MANKIND has just 10 years to ensure the planet remains habitable for human beings, Environment Minister John Gormley told the UN in New York.
Ireland will keep its climate change emission commitments under the Kyoto Treaty, he told world leaders.
He also did not rule out the introduction of a carbon tax to meet commitments.
The meeting was called to galvanise the support of governments around the world for a new, comprehensive treaty to limit the emission of greenhouse gases and replace the one agreed in Kyoto, which expires in 2012.
In his address, Mr Gormley warned that the window of opportunity to avert the worst consequences of climate change was fast closing.
"We have 10 years. Ten years to stabilise our greenhouse gas emissions, to ensure that our planet remains habitable for human beings, 10 years to act decisively," he said.
"And we have squandered precious time," added the minister.
Ireland was a relatively small western European country, Mr Gormley told the General Assembly.
"Thanks to the warming effect of the Gulfstream on the north Atlantic, we have a temperate climate all year round."
He said:"We value our temperate climate and we are determined to do everything possible to protect it in the interest of present and future generations of Irish people."

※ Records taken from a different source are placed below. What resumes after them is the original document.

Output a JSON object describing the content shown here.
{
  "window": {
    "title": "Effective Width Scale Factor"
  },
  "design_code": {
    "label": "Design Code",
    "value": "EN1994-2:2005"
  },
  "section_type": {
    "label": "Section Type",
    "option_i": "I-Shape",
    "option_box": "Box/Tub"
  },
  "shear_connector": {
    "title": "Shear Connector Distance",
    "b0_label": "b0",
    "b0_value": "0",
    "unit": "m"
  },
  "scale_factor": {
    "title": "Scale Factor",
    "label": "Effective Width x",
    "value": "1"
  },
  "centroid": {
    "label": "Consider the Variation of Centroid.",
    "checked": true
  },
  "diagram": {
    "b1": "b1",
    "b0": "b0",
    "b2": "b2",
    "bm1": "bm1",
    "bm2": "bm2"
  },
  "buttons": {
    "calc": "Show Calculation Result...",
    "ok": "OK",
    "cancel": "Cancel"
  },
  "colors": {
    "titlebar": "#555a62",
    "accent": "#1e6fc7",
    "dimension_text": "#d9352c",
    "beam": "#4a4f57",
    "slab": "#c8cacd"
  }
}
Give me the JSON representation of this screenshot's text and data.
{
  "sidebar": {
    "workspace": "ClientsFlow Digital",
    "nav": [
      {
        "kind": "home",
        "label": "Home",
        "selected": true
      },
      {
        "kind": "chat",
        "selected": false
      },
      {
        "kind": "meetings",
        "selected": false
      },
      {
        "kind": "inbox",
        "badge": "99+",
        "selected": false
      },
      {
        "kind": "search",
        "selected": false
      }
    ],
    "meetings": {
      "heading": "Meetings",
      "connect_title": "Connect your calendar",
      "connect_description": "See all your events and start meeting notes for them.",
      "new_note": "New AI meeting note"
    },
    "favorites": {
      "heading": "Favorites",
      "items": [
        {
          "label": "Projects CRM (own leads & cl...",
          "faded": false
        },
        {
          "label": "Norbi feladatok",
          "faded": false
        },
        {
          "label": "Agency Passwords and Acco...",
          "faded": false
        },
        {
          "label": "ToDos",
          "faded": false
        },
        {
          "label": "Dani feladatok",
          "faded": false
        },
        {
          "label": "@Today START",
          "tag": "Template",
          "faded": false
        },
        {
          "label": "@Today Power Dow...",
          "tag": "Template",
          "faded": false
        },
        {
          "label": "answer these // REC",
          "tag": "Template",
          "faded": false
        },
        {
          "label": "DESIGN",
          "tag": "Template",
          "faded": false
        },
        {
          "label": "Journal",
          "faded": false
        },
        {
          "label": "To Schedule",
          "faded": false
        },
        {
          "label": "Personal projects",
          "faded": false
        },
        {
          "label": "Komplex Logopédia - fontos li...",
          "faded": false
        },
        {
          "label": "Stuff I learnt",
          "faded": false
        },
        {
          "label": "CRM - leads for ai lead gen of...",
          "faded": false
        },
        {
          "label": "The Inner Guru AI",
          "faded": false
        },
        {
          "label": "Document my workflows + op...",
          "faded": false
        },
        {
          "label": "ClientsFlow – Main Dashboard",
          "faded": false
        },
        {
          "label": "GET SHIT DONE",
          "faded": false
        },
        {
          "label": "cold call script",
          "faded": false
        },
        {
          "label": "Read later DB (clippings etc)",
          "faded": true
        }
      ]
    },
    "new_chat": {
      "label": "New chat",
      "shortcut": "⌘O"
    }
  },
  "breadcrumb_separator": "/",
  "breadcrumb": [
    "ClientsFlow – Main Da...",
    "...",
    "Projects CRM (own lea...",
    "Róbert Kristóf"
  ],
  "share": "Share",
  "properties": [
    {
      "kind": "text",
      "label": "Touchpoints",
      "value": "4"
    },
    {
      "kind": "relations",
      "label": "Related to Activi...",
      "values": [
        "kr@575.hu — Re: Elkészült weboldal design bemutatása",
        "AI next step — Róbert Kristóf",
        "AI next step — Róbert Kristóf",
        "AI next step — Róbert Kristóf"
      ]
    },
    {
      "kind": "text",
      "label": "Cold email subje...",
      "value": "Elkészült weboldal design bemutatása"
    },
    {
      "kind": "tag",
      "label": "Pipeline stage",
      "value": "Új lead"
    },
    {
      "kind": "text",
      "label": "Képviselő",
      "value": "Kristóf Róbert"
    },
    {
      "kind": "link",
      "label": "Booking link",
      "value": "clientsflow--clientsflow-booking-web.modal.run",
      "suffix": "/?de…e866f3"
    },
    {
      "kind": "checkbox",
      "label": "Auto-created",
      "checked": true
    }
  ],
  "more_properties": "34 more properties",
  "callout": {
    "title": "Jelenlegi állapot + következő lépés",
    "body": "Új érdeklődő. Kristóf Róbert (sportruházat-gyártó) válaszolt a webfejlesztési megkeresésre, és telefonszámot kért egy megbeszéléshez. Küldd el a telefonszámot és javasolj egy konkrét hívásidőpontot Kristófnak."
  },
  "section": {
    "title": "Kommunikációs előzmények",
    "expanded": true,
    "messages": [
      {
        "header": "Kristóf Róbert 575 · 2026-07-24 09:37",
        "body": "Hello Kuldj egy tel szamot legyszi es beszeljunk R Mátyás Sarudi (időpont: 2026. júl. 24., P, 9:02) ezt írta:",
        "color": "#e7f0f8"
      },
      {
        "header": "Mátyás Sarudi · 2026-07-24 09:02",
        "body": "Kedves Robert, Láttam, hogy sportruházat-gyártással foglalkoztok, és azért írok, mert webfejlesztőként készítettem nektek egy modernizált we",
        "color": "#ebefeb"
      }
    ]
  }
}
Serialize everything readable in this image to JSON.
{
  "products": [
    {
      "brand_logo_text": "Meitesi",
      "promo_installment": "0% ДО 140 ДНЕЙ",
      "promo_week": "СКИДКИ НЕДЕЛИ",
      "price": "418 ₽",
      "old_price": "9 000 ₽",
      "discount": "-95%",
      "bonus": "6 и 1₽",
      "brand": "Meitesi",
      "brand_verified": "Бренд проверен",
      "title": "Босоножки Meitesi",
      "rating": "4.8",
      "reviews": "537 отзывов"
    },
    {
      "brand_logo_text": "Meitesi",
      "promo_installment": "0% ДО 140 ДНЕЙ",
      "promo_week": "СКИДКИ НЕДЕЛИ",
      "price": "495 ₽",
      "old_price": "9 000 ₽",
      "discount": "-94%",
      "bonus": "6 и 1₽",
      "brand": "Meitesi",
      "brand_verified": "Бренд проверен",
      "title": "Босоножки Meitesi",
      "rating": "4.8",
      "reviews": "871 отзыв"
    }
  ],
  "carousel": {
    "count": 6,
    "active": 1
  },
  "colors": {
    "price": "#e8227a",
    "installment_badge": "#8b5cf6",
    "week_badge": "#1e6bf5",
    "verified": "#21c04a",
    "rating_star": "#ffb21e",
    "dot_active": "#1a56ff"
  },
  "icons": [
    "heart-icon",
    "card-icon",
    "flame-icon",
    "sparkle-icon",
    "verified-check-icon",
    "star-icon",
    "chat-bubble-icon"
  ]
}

Meanwhile, a survey carried out by Behaviour and Attitudes for the Power of One campaign by the Department of Communications, Energy and Natural Resources shows that 36pc of workers label themselves "energy wasters" in the workplace.